As the demands for modesty grow louder, some Orthodox women seem to dress frumpier and frumpier. Isn’t it possible to be fashionable and well-dressed and modest all at once?
Anyone who’s been pregnant, or knows someone who’s been pregnant, has probably been exposed to the terrifying list of dos and don’ts that accompanies bringing a child into the world. It’s bad enough to be deprived of wine, imported cheeses, wine, smoked salmon, coffee, and did I mention wine? But the most frustrating thing is that these dos and don’ts often contradict each other, which is the whole point of a recent Jezebel post about how to have the best pregnancy ever.
What if haggadahs could reflect not only the ancient freedom story but also modern experiences. Wait a minute, they can. Go online and create your own.
A new website aims to fill a void in Jewish writing — erotica — and provide a voice for multi-faceted Jewish sexual expression.
These days, news of a woman’s pregnancy elicits all sorts of shameless demands from people with voyeuristic drives to see her naked stomach. I should know; I’m pregnant.
This is the sixth in a Sisterhood series on women, apologizing and Yom Kippur.

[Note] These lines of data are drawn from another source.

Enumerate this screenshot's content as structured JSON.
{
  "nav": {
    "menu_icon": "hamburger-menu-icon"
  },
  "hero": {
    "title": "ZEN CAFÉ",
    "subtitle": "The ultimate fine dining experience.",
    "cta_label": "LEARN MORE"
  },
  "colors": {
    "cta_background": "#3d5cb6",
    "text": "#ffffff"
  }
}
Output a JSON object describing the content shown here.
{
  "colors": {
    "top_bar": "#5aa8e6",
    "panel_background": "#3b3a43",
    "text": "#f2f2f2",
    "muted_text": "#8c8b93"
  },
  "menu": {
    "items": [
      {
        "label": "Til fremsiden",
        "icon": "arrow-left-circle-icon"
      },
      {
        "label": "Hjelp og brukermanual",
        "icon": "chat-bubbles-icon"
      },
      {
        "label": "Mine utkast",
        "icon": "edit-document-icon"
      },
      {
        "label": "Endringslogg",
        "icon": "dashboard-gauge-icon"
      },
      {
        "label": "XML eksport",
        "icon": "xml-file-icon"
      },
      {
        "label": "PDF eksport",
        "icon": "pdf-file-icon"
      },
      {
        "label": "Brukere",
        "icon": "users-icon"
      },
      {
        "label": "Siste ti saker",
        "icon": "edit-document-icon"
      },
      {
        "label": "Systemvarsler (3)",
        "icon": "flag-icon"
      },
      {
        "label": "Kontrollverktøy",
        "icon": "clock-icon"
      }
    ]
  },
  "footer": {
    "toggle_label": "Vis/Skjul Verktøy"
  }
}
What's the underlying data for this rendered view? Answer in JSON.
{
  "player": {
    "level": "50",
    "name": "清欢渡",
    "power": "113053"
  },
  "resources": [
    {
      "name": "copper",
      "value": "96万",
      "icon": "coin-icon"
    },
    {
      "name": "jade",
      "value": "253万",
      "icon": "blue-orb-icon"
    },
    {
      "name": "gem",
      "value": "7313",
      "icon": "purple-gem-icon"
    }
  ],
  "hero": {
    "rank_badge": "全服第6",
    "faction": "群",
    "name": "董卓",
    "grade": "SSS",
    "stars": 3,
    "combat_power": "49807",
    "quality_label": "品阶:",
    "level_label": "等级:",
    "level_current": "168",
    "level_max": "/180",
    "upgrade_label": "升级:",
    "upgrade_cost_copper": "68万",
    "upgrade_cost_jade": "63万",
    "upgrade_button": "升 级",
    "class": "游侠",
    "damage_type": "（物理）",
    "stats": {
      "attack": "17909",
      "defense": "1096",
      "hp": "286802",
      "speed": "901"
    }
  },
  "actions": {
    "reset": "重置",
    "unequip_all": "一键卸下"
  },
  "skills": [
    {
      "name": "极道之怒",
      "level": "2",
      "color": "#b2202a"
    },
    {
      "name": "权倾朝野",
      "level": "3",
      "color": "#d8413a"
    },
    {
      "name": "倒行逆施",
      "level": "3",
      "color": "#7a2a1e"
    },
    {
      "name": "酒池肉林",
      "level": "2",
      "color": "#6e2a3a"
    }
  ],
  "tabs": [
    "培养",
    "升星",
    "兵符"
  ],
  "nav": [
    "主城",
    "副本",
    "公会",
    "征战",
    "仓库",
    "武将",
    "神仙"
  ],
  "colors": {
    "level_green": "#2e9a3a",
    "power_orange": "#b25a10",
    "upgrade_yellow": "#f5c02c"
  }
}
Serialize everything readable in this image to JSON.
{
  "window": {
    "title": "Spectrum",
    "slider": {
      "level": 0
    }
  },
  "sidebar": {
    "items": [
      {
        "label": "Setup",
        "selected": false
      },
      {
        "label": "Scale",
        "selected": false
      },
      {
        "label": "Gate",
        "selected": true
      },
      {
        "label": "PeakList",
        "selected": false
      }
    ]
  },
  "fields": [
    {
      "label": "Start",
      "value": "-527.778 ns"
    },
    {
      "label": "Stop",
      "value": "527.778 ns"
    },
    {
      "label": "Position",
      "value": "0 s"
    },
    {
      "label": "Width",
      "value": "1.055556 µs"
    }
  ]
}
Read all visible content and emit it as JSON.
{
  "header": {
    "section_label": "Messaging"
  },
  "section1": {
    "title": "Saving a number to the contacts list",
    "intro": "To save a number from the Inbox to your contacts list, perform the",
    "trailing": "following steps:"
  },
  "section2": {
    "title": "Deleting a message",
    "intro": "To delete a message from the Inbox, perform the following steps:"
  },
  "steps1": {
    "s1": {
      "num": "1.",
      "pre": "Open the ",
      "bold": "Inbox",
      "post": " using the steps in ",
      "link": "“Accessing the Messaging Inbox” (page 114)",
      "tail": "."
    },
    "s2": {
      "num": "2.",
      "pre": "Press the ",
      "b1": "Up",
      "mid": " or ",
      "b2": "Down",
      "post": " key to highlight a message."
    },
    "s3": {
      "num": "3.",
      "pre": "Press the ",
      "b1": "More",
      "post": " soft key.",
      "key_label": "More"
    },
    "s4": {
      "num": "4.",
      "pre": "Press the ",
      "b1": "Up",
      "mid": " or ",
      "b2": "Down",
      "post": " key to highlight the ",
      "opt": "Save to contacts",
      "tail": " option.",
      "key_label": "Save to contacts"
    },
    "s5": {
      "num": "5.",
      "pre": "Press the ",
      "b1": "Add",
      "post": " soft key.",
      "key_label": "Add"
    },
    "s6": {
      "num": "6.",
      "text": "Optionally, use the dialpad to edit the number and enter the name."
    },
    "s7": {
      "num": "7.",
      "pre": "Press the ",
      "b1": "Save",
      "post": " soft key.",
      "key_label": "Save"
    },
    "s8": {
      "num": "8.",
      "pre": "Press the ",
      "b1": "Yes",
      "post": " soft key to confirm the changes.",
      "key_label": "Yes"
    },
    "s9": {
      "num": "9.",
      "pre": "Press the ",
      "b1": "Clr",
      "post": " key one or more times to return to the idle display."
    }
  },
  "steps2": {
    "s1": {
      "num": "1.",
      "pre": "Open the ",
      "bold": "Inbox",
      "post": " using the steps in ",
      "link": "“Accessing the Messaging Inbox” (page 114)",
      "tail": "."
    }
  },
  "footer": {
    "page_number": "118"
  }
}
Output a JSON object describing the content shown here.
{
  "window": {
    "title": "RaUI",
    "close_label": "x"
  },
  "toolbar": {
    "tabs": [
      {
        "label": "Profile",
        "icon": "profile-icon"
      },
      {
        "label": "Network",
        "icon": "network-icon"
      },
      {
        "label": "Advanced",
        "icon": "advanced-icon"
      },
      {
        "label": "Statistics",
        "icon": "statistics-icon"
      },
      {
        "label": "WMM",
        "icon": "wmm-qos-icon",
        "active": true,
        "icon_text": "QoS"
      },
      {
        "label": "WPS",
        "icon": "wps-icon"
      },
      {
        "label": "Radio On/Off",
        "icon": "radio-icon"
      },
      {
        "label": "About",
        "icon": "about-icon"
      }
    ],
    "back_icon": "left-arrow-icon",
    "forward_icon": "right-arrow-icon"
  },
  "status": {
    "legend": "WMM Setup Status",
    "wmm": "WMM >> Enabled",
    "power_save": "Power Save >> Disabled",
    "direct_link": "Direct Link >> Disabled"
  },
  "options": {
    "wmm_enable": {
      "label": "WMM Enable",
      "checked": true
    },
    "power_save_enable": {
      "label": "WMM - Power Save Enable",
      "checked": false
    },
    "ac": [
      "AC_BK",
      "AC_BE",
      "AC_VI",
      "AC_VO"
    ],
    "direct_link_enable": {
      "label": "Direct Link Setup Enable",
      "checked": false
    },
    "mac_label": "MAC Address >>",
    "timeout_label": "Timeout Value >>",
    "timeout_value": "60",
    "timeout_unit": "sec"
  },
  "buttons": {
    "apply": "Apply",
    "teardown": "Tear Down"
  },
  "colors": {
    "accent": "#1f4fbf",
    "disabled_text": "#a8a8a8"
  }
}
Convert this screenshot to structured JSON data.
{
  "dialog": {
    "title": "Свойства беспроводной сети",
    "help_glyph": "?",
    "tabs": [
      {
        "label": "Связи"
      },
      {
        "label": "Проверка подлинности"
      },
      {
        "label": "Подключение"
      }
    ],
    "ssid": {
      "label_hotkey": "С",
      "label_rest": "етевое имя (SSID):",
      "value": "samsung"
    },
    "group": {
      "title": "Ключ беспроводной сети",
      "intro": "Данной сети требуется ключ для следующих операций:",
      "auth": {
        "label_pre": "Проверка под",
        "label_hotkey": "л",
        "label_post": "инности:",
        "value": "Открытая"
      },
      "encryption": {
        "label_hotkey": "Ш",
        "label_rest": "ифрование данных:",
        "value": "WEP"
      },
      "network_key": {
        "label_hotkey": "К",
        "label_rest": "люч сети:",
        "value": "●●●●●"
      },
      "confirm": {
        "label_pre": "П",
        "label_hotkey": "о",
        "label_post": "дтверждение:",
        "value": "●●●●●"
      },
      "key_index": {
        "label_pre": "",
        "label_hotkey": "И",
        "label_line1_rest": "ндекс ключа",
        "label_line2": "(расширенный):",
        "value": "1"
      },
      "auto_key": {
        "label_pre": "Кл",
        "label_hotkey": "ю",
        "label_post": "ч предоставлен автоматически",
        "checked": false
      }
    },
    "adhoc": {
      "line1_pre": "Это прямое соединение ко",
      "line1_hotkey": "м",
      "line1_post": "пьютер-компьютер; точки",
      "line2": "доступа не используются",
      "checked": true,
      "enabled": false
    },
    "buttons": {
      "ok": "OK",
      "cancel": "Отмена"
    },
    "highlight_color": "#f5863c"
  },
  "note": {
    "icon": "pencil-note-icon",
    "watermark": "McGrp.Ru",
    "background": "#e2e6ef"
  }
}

Everybody’s talking about rape. From Daniel Tosh to Todd Akin, it’s all the rhetorical rage. While rape jokes may be more pervasive than ever these days, I think it’s fair to say that we’ve grown weary of arguments about rape humor — especially since the current political rhetoric regarding women’s bodies gives us something deeper at which to be offended. The suggestion that women’s bodies possess magical powers allowing them to suppress the fertilization of their eggs by rapists’ semen — in the event of “legitimate rape,” that is — and the proposal that fetal “personhood” begins weeks before a woman can even know that she is pregnant must cause even the most conservative women to shudder. At least in secret.